Planning for the Possible
Visionary Planning in Québec and New England
March 28th 2014
Visionary thinking was, in many ways, the foundation of the modern city planning profession. Early planners like Burnham, Olmsted, Tugwell, MacKaye, and others used an emerging suite of analytical tools, reasoning, and design to paint exquisite pictures of what the future could hold: plans that the American Planning Association today celebrates as “landmark”. As the profession has evolved and grown, however, planning has become increasingly ensconced within the routine administrative functions of local government. Somewhere in the middle of the 20th century a concern for predictability, risk avoidance, and conservatism impacted the very heart and soul of planning; we went from planning for the possible to planning for the probable. This conference seeks to redirect the momentum of contemporary city planning back toward a creative exploration of what places could be instead of what they are likely to become.
Hosted by the Department of Urban and Environmental Policy and Planning at Tufts University with funding provided by the Government of Québec and the Government of Canada, the Planning for the Possible Conference will be held at Asean Auditorium at Tufts University on Friday, March 28th, 2014. Free tickets are available here, and are on a RSVP basis.

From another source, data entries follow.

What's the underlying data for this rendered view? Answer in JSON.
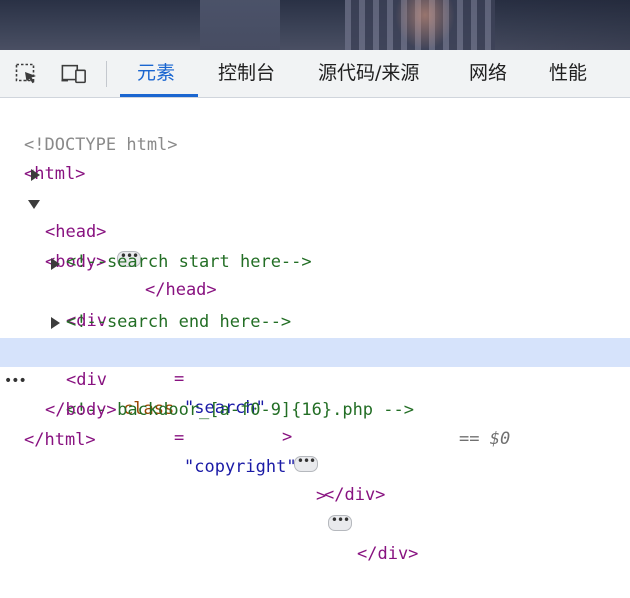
{
  "devtools": {
    "tabs": [
      {
        "label": "元素",
        "active": true
      },
      {
        "label": "控制台",
        "active": false
      },
      {
        "label": "源代码/来源",
        "active": false
      },
      {
        "label": "网络",
        "active": false
      },
      {
        "label": "性能",
        "active": false
      }
    ],
    "toolbar_icons": [
      "inspect-element-icon",
      "device-toolbar-icon"
    ],
    "accent_color": "#1a66d0"
  },
  "dom_tree": {
    "doctype": "<!DOCTYPE html>",
    "html_open": "<html>",
    "head_open": "<head>",
    "head_close": "</head>",
    "body_open": "<body>",
    "comment_search_start": "<!--search start here-->",
    "div_open_prefix": "<div ",
    "attr_class": "class",
    "attr_eq": "=",
    "search_class_value": "\"search\"",
    "tag_gt": ">",
    "div_close": "</div>",
    "comment_search_end": "<!--search end here-->",
    "copyright_class_value": "\"copyright\"",
    "comment_backdoor": "<!-- backdoor_[a-f0-9]{16}.php -->",
    "selected_marker": "== $0",
    "body_close": "</body>",
    "html_close": "</html>",
    "ellipsis": "•••",
    "gutter_ellipsis": "•••"
  }
}
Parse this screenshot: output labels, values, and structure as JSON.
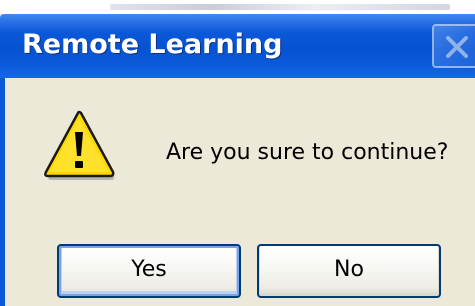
{
  "window": {
    "title": "Remote Learning",
    "close_icon": "close-icon"
  },
  "message": {
    "icon": "warning-icon",
    "text": "Are you sure to continue?"
  },
  "buttons": {
    "yes_label": "Yes",
    "no_label": "No"
  },
  "colors": {
    "titlebar": "#0653d2",
    "dialog_bg": "#ece9d8",
    "warning_yellow": "#ffd800"
  }
}
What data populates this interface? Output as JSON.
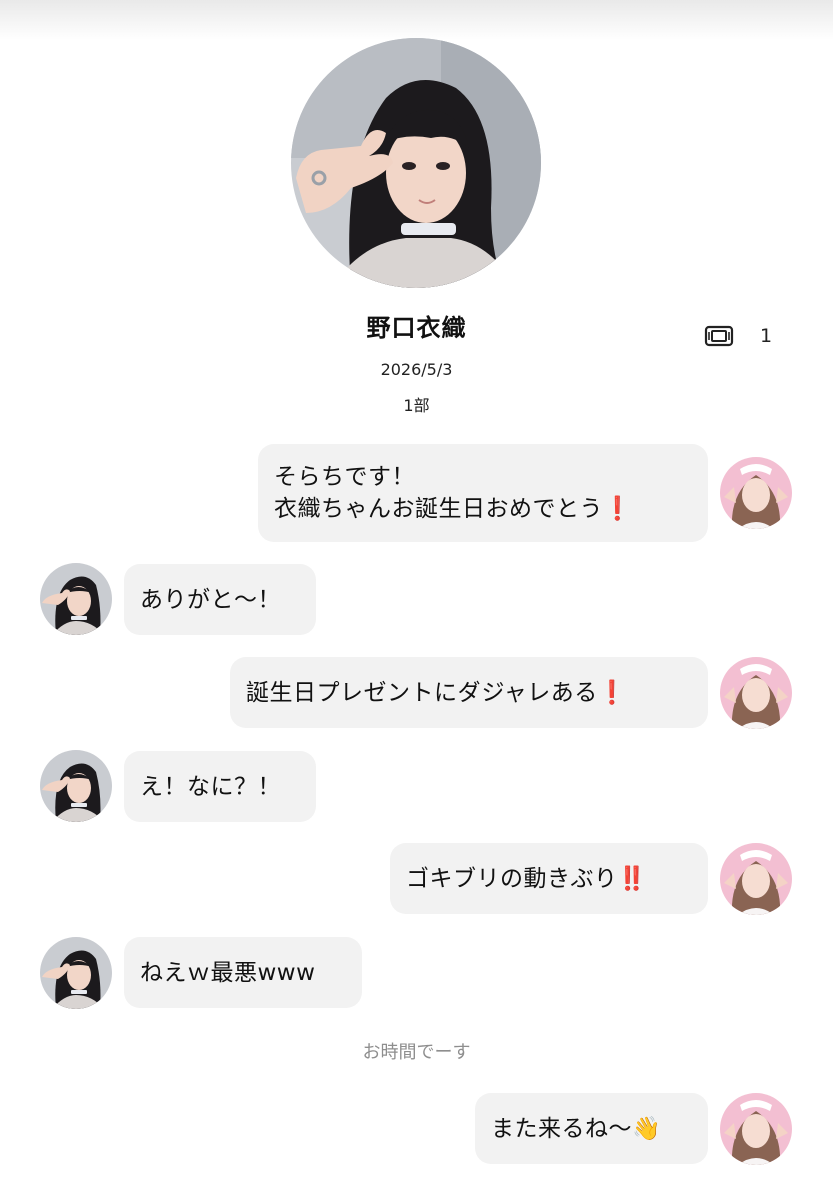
{
  "profile": {
    "name": "野口衣織",
    "date": "2026/5/3",
    "part": "1部",
    "ticket_icon": "ticket-icon",
    "ticket_count": "1"
  },
  "messages": [
    {
      "side": "right",
      "lines": [
        "そらちです！",
        "衣織ちゃんお誕生日おめでとう"
      ],
      "emoji": "❗"
    },
    {
      "side": "left",
      "text": "ありがと〜！"
    },
    {
      "side": "right",
      "text": "誕生日プレゼントにダジャレある",
      "emoji": "❗"
    },
    {
      "side": "left",
      "text": "え！なに？！"
    },
    {
      "side": "right",
      "text": "ゴキブリの動きぶり",
      "emoji": "‼️"
    },
    {
      "side": "left",
      "text": "ねえｗ最悪www"
    },
    {
      "side": "right",
      "text": "また来るね〜",
      "emoji": "👋"
    }
  ],
  "system_note": "お時間でーす",
  "colors": {
    "bubble": "#f2f2f2",
    "accent_red": "#d9261c",
    "note_gray": "#8e8e8e"
  }
}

1 – 1:20
Vice Provost for Research, Diane Souvaine (Tufts University)
1:20 – 2:00
Justin Hollander (Tufts University)
Canadian Counsel General, Patrick Binns
Acting Head of Post for the Québec Government in Boston, Marianne Bonnard
2:00 – 2:45
Keynote address by Julian Agyeman
2:45 – 3:50
Moderated by Michael P. Johnson, PhD. (UMass Boston),
A Discussion of Growth and Contraction in Québec and New England, Featuring
Jon Witten (Tufts University) – Planning Law in the Northeastern United States and the Province of Québec: Est-ce que les plans complets ont un sens juridique?
Johanne Brochu (Université Laval, Québec) – How to grow and still remain small? A workshop experience in urbanism for rural villages
Justin Hollander (Tufts University) – A Cross-National Comparison of Urban Decline in Québec, Canada and New England, USA.
Penn Loh (Tufts University) – Is a New Economy Possible? Planning for Community Economy in Three Massachusetts Cities
3:50 – 4:20
4:20 – 5:40
Moderated by Heather Boyer, (Island Press),
Visionary Planning and Design in Québec and New England, Featuring
Peter Lowitt (Devens Enterprise Comission) – Devens: Innovation as an Eco Industrial Park
Christine Cousineau and Alan Knight (Tufts University and Université de Montréal) – Urban Highways and Civic Space: Visionary Planning in Boston and Montreal
Ignacio Francisco Campillo (Beaupré et Associés Experts Conseils) – Doing it with less
Nik Luka (McGill University) – In the gutter but looking at the stars: The visionary imperative in contemporary urban design and planning for the Montréal city-region
5:40 – 6:00
Closing Statements by Rosalind Greenstein
Light Dinner provided in Cabot Mezzanine for all attendees